I am not sure exactly when we entered California as there was no sign greeting us. This distressed me a little and I felt cheated out of knowing the exact moment when you cross into a new state. The road in California was even windier than before and filled with dips that sometimes prevented me from seeing beyond a few feet of pavement (like a ship cresting a wave). One bend warned of a single lane ahead. Just to be on the safe side I beeped my horn just before making the turn and was surprised to hear an answering honk. Another piece of road found a group of cows being herded across the street by men on horseback. For a moment I feared that I took a wrong turn into the past century. The only real blemish to the trip was us not having time to check out the Ancient Bristle Pine Cone area (7,000 year old living tress, the oldest living plants in the world). On the plus side we have a good reason now to come back.
Eventually we came to 395 and everything was green and prosperous looking. In Owens Valley (more things to make me homesick, we also looked for Glen’s brewery, Jean’s bookshop, and Griffin’s art studio) the Sierras were to our left, the dusty Nevada mountains to the right. Tired we stumbled into Mammoth Lakes and decided to spend a few days here before heading to Yosemite on Sunday (a good day to find campsites).
Day 21: Mammoth Lakes, California
We woke up today happy to be in the Sierras. Henna overslept, I read and texted my dad and a friend in Wisconsin, and Corey joined me for a cup of coffee. Before leaving for the day’s adventure I asked an older couple advice regarding possible area hikes. John and I started talking (and his companion talked to Corey) and I soon found out that he served as a crew member on Air Force One for six presidents (Eisenhower insisted on being called general, Ford was very friendly and often draped an arm over his shoulders, Johnson was feared by everyone except his wife and J. Edgar Hoover, Carter was a stick in the mud). John was a good guy to talk to but baited me into political discussions (Me: “I love camping.” Him: “It’s all going to go away (high gas prices) if we reelect this Marxist President.”) A good balance to John was his wife whom heads a non-profit focused on helping high school drop outs get their GED. While Corey and her talked about the need for a more comprehensive approach to education, John and I debated whether or not death panels were going to decide my future health options.
Our day later involved standing next to a fault line, a long wait for a bus, a crazy standing room only bus ride down from a mountain, and a cool hike leading to Rainbow Falls and Devil’s Postpile National Monument. It all felt like what I imagine Yosemite to feel like for a reason; prior to the early 20th century it was part of the national park.

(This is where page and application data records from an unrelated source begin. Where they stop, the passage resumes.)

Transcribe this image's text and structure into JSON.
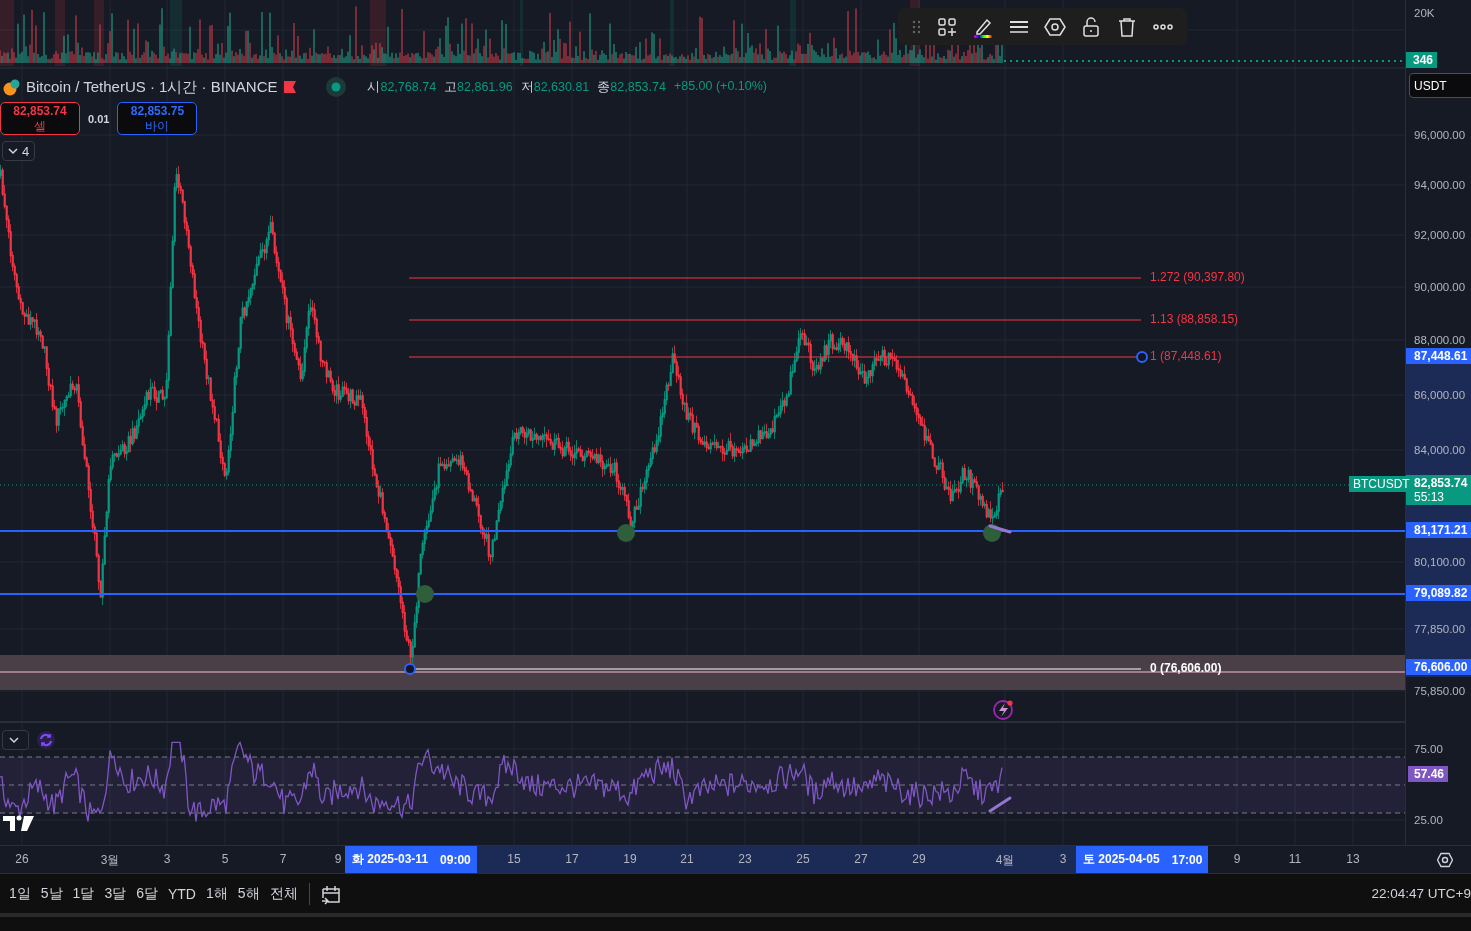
{
  "volume_pane": {
    "axis_label": "20K",
    "last_volume": "346"
  },
  "legend": {
    "symbol": "Bitcoin / TetherUS · 1시간 · BINANCE",
    "ohlc": [
      {
        "label": "시",
        "value": "82,768.74"
      },
      {
        "label": "고",
        "value": "82,861.96"
      },
      {
        "label": "저",
        "value": "82,630.81"
      },
      {
        "label": "종",
        "value": "82,853.74"
      }
    ],
    "change": "+85.00 (+0.10%)"
  },
  "trade": {
    "sell": {
      "price": "82,853.74",
      "label": "셀"
    },
    "spread": "0.01",
    "buy": {
      "price": "82,853.75",
      "label": "바이"
    }
  },
  "indicators_toggle": {
    "count": "4"
  },
  "fib_levels": [
    {
      "label": "1.272 (90,397.80)",
      "color": "#f23645"
    },
    {
      "label": "1.13 (88,858.15)",
      "color": "#f23645"
    },
    {
      "label": "1 (87,448.61)",
      "color": "#f23645"
    },
    {
      "label": "0 (76,606.00)",
      "color": "#ffffff"
    }
  ],
  "price_axis": {
    "currency": "USDT",
    "ticks": [
      "96,000.00",
      "94,000.00",
      "92,000.00",
      "90,000.00",
      "88,000.00",
      "86,000.00",
      "84,000.00",
      "80,100.00",
      "77,850.00",
      "75,850.00"
    ],
    "labels": [
      {
        "kind": "level",
        "value": "87,448.61"
      },
      {
        "kind": "last",
        "value": "82,853.74",
        "countdown": "55:13",
        "symbol": "BTCUSDT"
      },
      {
        "kind": "level",
        "value": "81,171.21"
      },
      {
        "kind": "level",
        "value": "79,089.82"
      },
      {
        "kind": "level",
        "value": "76,606.00"
      }
    ]
  },
  "rsi_pane": {
    "value": "57.46",
    "ticks": [
      "75.00",
      "25.00"
    ]
  },
  "time_axis": {
    "ticks": [
      "26",
      "3월",
      "3",
      "5",
      "7",
      "9",
      "15",
      "17",
      "19",
      "21",
      "23",
      "25",
      "27",
      "29",
      "4월",
      "3",
      "9",
      "11",
      "13"
    ],
    "range_start": {
      "date": "화 2025-03-11",
      "time": "09:00"
    },
    "range_end": {
      "date": "토 2025-04-05",
      "time": "17:00"
    }
  },
  "range_bar": {
    "ranges": [
      "1일",
      "5날",
      "1달",
      "3달",
      "6달",
      "YTD",
      "1해",
      "5해",
      "전체"
    ],
    "clock": "22:04:47 UTC+9"
  }
}
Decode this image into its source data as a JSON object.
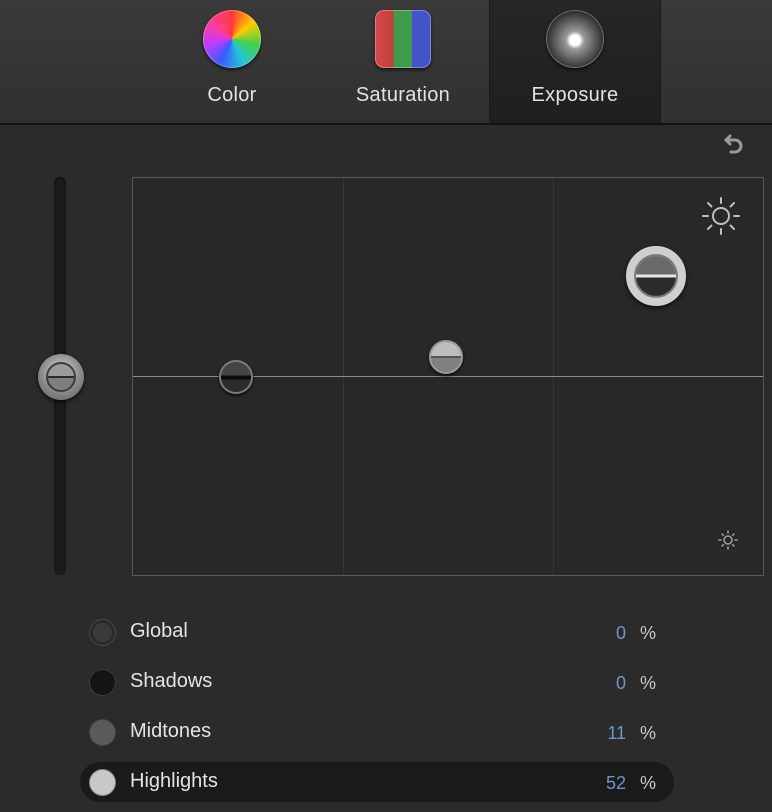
{
  "tabs": [
    {
      "label": "Color",
      "icon": "color-wheel-icon",
      "active": false
    },
    {
      "label": "Saturation",
      "icon": "saturation-bars-icon",
      "active": false
    },
    {
      "label": "Exposure",
      "icon": "exposure-icon",
      "active": true
    }
  ],
  "controls": {
    "reset_icon": "reset-arrow-icon",
    "sun_large_icon": "bright-sun-icon",
    "sun_small_icon": "dim-sun-icon"
  },
  "channels": [
    {
      "name": "Global",
      "value": "0",
      "unit": "%",
      "color": "#3a3a3a"
    },
    {
      "name": "Shadows",
      "value": "0",
      "unit": "%",
      "color": "#141414"
    },
    {
      "name": "Midtones",
      "value": "11",
      "unit": "%",
      "color": "#5a5a5a"
    },
    {
      "name": "Highlights",
      "value": "52",
      "unit": "%",
      "color": "#c8c8c8",
      "selected": true
    }
  ],
  "colors": {
    "value_accent": "#6f96c4",
    "background": "#2b2b2b"
  }
}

Mining interests, however, wanted to exploit the area and select parcels of land where kicked out of the park (and then later protected as a national monument). You are not allowed to drive the road in (probably due to it being one lane for a few stretches) and for that reason we paid for a shuttle to take us to the trail head. While waiting we met a married couple from Anchorage and found out that he is a special education teacher who works primarily with children that have autism. Another commonality was that her birthday is close to Corey and her father works very hard as a freelance writer (but has a different day job). They were headed off on a three night excursion with tripods and expensive camera gear in order to reproduce Ansel Adams work. Many of his photos feature lakes in this area. The hiking was good, the return bus trip scary, and laundry was postponed for another day.